# Work request:
Please write back every entry exactly, character for character.

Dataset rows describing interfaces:
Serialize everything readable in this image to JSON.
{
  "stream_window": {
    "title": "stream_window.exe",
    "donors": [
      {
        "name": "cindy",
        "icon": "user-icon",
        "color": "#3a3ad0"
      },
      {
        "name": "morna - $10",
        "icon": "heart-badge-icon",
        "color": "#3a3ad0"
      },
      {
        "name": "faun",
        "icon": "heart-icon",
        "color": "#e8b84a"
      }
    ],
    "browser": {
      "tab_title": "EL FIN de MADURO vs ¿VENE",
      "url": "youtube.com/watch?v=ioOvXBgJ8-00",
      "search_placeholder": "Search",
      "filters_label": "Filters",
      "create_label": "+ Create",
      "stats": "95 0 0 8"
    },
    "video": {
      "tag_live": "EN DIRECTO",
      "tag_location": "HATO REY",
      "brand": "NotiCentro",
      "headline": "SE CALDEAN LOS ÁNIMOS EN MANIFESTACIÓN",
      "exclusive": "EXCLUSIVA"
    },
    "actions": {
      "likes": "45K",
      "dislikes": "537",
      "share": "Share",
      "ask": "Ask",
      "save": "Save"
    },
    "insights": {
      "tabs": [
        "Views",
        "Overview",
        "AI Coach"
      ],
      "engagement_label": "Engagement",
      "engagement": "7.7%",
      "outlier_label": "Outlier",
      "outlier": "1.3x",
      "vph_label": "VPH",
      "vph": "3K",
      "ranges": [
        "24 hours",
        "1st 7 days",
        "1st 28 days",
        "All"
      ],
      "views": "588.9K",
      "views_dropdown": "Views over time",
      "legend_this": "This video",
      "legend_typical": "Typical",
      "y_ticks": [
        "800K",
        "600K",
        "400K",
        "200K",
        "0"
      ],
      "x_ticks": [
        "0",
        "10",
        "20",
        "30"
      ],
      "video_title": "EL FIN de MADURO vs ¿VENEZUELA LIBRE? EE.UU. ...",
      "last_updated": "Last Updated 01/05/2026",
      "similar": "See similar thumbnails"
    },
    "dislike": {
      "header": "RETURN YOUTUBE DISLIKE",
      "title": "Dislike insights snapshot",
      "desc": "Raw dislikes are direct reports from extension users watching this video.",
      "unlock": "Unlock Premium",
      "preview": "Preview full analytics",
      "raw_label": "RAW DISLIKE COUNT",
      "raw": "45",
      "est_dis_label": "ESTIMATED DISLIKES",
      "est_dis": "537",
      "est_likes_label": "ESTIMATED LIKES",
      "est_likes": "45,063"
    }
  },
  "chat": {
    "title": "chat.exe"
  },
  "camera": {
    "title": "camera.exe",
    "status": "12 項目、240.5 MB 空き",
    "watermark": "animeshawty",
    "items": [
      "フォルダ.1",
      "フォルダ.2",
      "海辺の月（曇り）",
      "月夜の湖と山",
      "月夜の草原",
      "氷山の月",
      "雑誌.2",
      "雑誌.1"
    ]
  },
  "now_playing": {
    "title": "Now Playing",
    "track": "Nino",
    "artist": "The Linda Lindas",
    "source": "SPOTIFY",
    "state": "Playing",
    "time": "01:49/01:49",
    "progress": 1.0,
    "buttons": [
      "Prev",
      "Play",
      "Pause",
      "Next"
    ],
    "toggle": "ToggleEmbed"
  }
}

# Response area:
Serialize everything readable in this image to JSON.
{
  "stream_window": {
    "title": "stream_window.exe",
    "donors": [
      {
        "name": "cindy",
        "icon": "user-icon",
        "color": "#3a3ad0"
      },
      {
        "name": "morna - $10",
        "icon": "heart-badge-icon",
        "color": "#3a3ad0"
      },
      {
        "name": "faun",
        "icon": "heart-icon",
        "color": "#e8b84a"
      }
    ],
    "browser": {
      "tab_title": "EL FIN de MADURO vs ¿VENE",
      "url": "youtube.com/watch?v=ioOvXBgJ8-00",
      "search_placeholder": "Search",
      "filters_label": "Filters",
      "create_label": "+ Create",
      "stats": "95 0 0 8"
    },
    "video": {
      "tag_live": "EN DIRECTO",
      "tag_location": "HATO REY",
      "brand": "NotiCentro",
      "headline": "SE CALDEAN LOS ÁNIMOS EN MANIFESTACIÓN",
      "exclusive": "EXCLUSIVA"
    },
    "actions": {
      "likes": "45K",
      "dislikes": "537",
      "share": "Share",
      "ask": "Ask",
      "save": "Save"
    },
    "insights": {
      "tabs": [
        "Views",
        "Overview",
        "AI Coach"
      ],
      "engagement_label": "Engagement",
      "engagement": "7.7%",
      "outlier_label": "Outlier",
      "outlier": "1.3x",
      "vph_label": "VPH",
      "vph": "3K",
      "ranges": [
        "24 hours",
        "1st 7 days",
        "1st 28 days",
        "All"
      ],
      "views": "588.9K",
      "views_dropdown": "Views over time",
      "legend_this": "This video",
      "legend_typical": "Typical",
      "y_ticks": [
        "800K",
        "600K",
        "400K",
        "200K",
        "0"
      ],
      "x_ticks": [
        "0",
        "10",
        "20",
        "30"
      ],
      "video_title": "EL FIN de MADURO vs ¿VENEZUELA LIBRE? EE.UU. ...",
      "last_updated": "Last Updated 01/05/2026",
      "similar": "See similar thumbnails"
    },
    "dislike": {
      "header": "RETURN YOUTUBE DISLIKE",
      "title": "Dislike insights snapshot",
      "desc": "Raw dislikes are direct reports from extension users watching this video.",
      "unlock": "Unlock Premium",
      "preview": "Preview full analytics",
      "raw_label": "RAW DISLIKE COUNT",
      "raw": "45",
      "est_dis_label": "ESTIMATED DISLIKES",
      "est_dis": "537",
      "est_likes_label": "ESTIMATED LIKES",
      "est_likes": "45,063"
    }
  },
  "chat": {
    "title": "chat.exe"
  },
  "camera": {
    "title": "camera.exe",
    "status": "12 項目、240.5 MB 空き",
    "watermark": "animeshawty",
    "items": [
      "フォルダ.1",
      "フォルダ.2",
      "海辺の月（曇り）",
      "月夜の湖と山",
      "月夜の草原",
      "氷山の月",
      "雑誌.2",
      "雑誌.1"
    ]
  },
  "now_playing": {
    "title": "Now Playing",
    "track": "Nino",
    "artist": "The Linda Lindas",
    "source": "SPOTIFY",
    "state": "Playing",
    "time": "01:49/01:49",
    "progress": 1.0,
    "buttons": [
      "Prev",
      "Play",
      "Pause",
      "Next"
    ],
    "toggle": "ToggleEmbed"
  }
}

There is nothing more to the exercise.